## Instructions for the task
Every line of the entries below that carries the string "validátoru" should be copied.
[Records supplied Boundary: Start]
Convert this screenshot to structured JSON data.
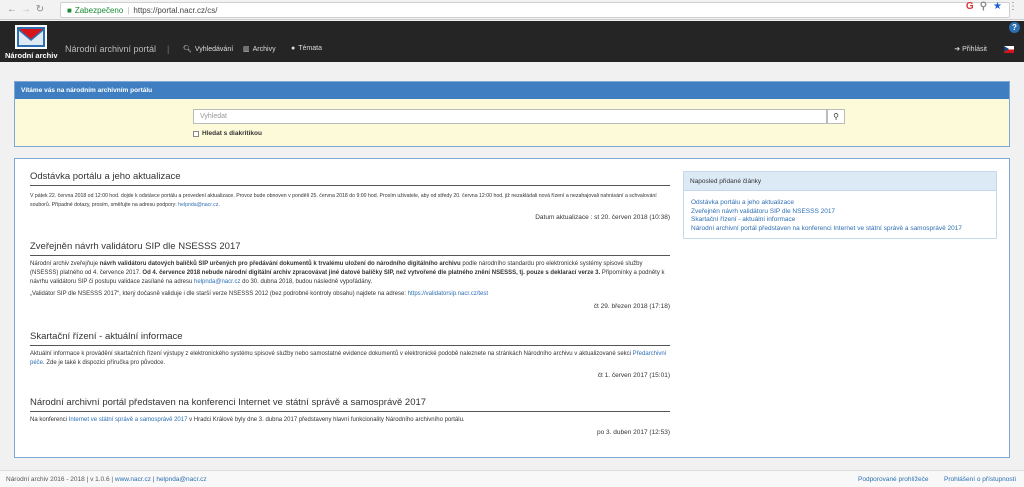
{
  "browser": {
    "secure_label": "Zabezpečeno",
    "url": "https://portal.nacr.cz/cs/"
  },
  "navbar": {
    "logo_text": "Národní archiv",
    "brand": "Národní archivní portál",
    "divider": "|",
    "search": "Vyhledávání",
    "archives": "Archivy",
    "topics": "Témata",
    "login": "Přihlásit",
    "help": "?"
  },
  "welcome": {
    "heading": "Vítáme vás na národním archivním portálu",
    "search_placeholder": "Vyhledat",
    "diacritics": "Hledat s diakritikou"
  },
  "articles": [
    {
      "title": "Odstávka portálu a jeho aktualizace",
      "body": "V pátek 22. června 2018 od 12:00 hod. dojde k odstávce portálu a provedení aktualizace. Provoz bude obnoven v pondělí 25. června 2018 do 9:00 hod. Prosím uživatele, aby od středy 20. června 12:00 hod. již nezakládali nová řízení a nezahajovali nahrávání a schvalování souborů. Případné dotazy, prosím, směřujte na adresu podpory:",
      "body_link": "helpnda@nacr.cz",
      "body_end": ".",
      "date": "Datum aktualizace : st 20. červen 2018 (10:38)"
    },
    {
      "title": "Zveřejněn návrh validátoru SIP dle NSESSS 2017",
      "p1_a": "Národní archiv zveřejňuje ",
      "p1_b": "návrh validátoru datových balíčků SIP určených pro předávání dokumentů k trvalému uložení do národního digitálního archivu",
      "p1_c": " podle národního standardu pro elektronické systémy spisové služby (NSESSS) platného od 4. července 2017. ",
      "p1_d": "Od 4. července 2018 nebude národní digitální archiv zpracovávat jiné datové balíčky SIP, než vytvořené dle platného znění NSESSS, tj. pouze s deklarací verze 3.",
      "p1_e": " Připomínky a podněty k návrhu validátoru SIP či postupu validace zasílané na adresu ",
      "p1_link": "helpnda@nacr.cz",
      "p1_f": " do 30. dubna 2018, budou následně vypořádány.",
      "p2_a": "„Validátor SIP dle NSESSS 2017“, který dočasně validuje i dle starší verze NSESSS 2012 (bez podrobné kontroly obsahu) najdete na adrese: ",
      "p2_link": "https://validatorsip.nacr.cz/test",
      "date": "čt 29. březen 2018 (17:18)"
    },
    {
      "title": "Skartační řízení - aktuální informace",
      "body_a": "Aktuální informace k provádění skartačních řízení výstupy z elektronického systému spisové služby nebo samostatné evidence dokumentů v elektronické podobě naleznete na stránkách Národního archivu v aktualizované sekci ",
      "body_link": "Předarchivní péče",
      "body_b": ". Zde je také k dispozici příručka pro původce.",
      "date": "čt 1. červen 2017 (15:01)"
    },
    {
      "title": "Národní archivní portál představen na konferenci Internet ve státní správě a samosprávě 2017",
      "body_a": "Na konferenci ",
      "body_link": "Internet ve státní správě a samosprávě 2017",
      "body_b": " v Hradci Králové byly dne 3. dubna 2017 představeny hlavní funkcionality Národního archivního portálu.",
      "date": "po 3. duben 2017 (12:53)"
    }
  ],
  "sidebar": {
    "heading": "Naposled přidané články",
    "links": [
      "Odstávka portálu a jeho aktualizace",
      "Zveřejněn návrh validátoru SIP dle NSESSS 2017",
      "Skartační řízení - aktuální informace",
      "Národní archivní portál představen na konferenci Internet ve státní správě a samosprávě 2017"
    ]
  },
  "footer": {
    "left_text": "Národní archiv 2016 - 2018 | v 1.0.6 | ",
    "link1": "www.nacr.cz",
    "mid": " | ",
    "link2": "helpnda@nacr.cz",
    "supported": "Podporované prohlížeče",
    "accessibility": "Prohlášení o přístupnosti"
  },
  "colors": {
    "accent": "#3f7fc1",
    "navbar": "#252525",
    "welcome_bg": "#fcfad9",
    "link": "#2d6fb3"
  }
}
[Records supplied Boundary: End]
## Reply
      "title": "Zveřejněn návrh validátoru SIP dle NSESSS 2017",
      "p1_b": "návrh validátoru datových balíčků SIP určených pro předávání dokumentů k trvalému uložení do národního digitálního archivu",
      "p1_e": " Připomínky a podněty k návrhu validátoru SIP či postupu validace zasílané na adresu ",
      "Zveřejněn návrh validátoru SIP dle NSESSS 2017",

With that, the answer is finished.